Ruth Carmi joined the dual program of Sociology & Peace Studies at the University of Notre Dame in 2016. Ruth is interested in questions that deal with gender, race and ethnicity, intersectionality, and law and society, and especially how these questions pertain to Israel-Palestine. Her Master's Thesis titled "The Israeli Kidnapped Prince - A glance into the phenomenology of Ethiopian ethnicity and discrimination in Israel" Examines discursive tactics used by the Israeli supreme court to isolate a case of an adoption of an Ethiopian child from the broader socio-economic context and location of the Ethiopian community in Israel. In her dissertation, Ruth intends to analyze other Israeli Supreme Court cases, while suggesting a localized theory of Israeli intersectionality. Before joining the University of Notre Dame, Ruth worked as a human rights lawyer in Israel, where she litigated in the High Court of Justice and represented in Israeli Parliament committees addressing issues of resource allocation to the Arab minority in Israel and the Arab minority's right to government services and support. She also battled incitement to racism and violence.
She has written several widely circulated reports on gender segregation and racism in Israel, which have been informing public debates and advocacy efforts. Ruth is a Notre Dame presidential fellow, a Graduate Student Affiliate of the Klau Center for Human Rights, and a Gender Studies Graduate Minor.

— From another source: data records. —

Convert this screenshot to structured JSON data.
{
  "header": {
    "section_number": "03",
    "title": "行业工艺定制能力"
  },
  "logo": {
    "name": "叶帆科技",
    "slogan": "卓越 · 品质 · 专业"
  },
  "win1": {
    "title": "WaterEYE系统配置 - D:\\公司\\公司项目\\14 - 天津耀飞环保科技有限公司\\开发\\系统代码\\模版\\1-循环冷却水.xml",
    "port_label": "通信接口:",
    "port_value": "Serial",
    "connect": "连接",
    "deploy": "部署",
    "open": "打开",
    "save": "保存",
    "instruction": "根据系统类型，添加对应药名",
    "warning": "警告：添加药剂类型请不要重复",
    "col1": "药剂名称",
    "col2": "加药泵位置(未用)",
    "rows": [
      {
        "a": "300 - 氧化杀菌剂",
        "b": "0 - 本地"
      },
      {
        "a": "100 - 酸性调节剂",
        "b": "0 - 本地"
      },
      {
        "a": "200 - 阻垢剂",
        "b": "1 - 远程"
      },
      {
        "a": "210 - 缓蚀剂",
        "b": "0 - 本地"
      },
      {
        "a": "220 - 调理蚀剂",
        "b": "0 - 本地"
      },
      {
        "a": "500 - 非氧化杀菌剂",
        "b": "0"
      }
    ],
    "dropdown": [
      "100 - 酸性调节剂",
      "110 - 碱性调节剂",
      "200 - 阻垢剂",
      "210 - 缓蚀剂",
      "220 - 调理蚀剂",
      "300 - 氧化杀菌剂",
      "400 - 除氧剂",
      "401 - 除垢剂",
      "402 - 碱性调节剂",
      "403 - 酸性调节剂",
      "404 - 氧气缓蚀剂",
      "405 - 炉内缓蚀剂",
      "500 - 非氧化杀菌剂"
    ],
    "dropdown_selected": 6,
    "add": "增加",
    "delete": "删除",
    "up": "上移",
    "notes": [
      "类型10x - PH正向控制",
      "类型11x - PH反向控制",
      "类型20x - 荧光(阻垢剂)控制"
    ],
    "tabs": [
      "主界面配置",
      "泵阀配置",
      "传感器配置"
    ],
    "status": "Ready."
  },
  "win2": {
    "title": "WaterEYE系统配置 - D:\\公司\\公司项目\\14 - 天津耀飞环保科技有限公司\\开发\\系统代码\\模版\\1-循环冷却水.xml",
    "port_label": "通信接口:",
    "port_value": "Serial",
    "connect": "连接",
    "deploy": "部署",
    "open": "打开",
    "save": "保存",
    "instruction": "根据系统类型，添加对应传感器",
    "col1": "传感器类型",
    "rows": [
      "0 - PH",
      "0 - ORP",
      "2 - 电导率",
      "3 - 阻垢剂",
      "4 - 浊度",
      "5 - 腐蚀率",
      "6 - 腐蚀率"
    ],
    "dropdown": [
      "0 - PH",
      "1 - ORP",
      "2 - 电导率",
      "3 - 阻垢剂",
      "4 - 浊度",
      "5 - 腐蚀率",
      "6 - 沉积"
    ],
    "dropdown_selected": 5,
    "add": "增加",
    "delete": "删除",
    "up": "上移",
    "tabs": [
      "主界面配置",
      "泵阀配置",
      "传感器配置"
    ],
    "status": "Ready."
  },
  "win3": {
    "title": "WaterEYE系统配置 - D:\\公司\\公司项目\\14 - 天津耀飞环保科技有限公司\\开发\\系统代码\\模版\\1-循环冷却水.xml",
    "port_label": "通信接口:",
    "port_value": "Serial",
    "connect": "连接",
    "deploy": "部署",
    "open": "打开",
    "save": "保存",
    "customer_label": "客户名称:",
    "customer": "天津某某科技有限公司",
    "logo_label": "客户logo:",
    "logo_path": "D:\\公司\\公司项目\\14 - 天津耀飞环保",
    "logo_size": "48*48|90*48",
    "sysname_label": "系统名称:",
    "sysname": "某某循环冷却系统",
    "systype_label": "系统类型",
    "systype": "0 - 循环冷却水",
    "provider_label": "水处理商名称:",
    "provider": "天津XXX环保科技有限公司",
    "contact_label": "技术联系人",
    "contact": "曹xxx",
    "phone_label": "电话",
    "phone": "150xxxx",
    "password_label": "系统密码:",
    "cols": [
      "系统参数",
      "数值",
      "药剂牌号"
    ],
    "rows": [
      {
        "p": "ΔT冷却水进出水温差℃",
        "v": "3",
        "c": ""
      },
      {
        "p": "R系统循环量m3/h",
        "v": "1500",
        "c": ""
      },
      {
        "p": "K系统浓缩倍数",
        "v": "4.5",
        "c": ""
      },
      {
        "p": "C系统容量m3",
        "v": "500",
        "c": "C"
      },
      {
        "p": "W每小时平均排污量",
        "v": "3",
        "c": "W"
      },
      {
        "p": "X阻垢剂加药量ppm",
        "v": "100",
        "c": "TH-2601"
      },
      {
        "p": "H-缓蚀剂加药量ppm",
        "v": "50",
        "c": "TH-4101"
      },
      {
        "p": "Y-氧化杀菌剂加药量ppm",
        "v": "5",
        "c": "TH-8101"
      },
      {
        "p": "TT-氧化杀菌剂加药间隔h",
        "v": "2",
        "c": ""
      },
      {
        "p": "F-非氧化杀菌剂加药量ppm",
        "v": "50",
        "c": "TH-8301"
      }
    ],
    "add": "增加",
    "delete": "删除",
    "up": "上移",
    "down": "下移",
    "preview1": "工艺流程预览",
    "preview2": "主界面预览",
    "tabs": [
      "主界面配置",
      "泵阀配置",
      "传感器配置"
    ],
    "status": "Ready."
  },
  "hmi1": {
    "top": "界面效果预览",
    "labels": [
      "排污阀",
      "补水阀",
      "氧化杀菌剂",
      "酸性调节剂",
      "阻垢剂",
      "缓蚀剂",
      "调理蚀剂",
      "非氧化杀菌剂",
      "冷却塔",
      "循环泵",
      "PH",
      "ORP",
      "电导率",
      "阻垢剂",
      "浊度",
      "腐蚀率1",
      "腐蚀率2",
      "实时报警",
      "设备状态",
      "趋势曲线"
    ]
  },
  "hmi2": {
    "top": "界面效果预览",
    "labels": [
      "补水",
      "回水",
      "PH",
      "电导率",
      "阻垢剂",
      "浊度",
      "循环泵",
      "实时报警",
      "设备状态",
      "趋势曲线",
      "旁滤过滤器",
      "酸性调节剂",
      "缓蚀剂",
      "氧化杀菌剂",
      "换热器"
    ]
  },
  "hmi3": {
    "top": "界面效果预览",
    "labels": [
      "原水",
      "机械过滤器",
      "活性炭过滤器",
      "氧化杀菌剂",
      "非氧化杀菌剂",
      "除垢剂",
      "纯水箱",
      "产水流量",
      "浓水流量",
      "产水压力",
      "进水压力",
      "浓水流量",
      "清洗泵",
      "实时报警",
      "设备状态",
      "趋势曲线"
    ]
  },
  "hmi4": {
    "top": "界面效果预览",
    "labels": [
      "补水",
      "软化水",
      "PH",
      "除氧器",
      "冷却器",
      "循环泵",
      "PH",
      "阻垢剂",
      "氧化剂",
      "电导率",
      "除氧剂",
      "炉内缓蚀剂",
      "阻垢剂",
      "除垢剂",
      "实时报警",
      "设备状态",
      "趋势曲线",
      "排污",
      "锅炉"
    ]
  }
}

Title: "Israeli intersectionality and the Israeli Supreme Court"
Committee: Atalia Omer- Co-chair, Ann Mische – Co-chair, Calvin Zimmermann, Abigail Ocobock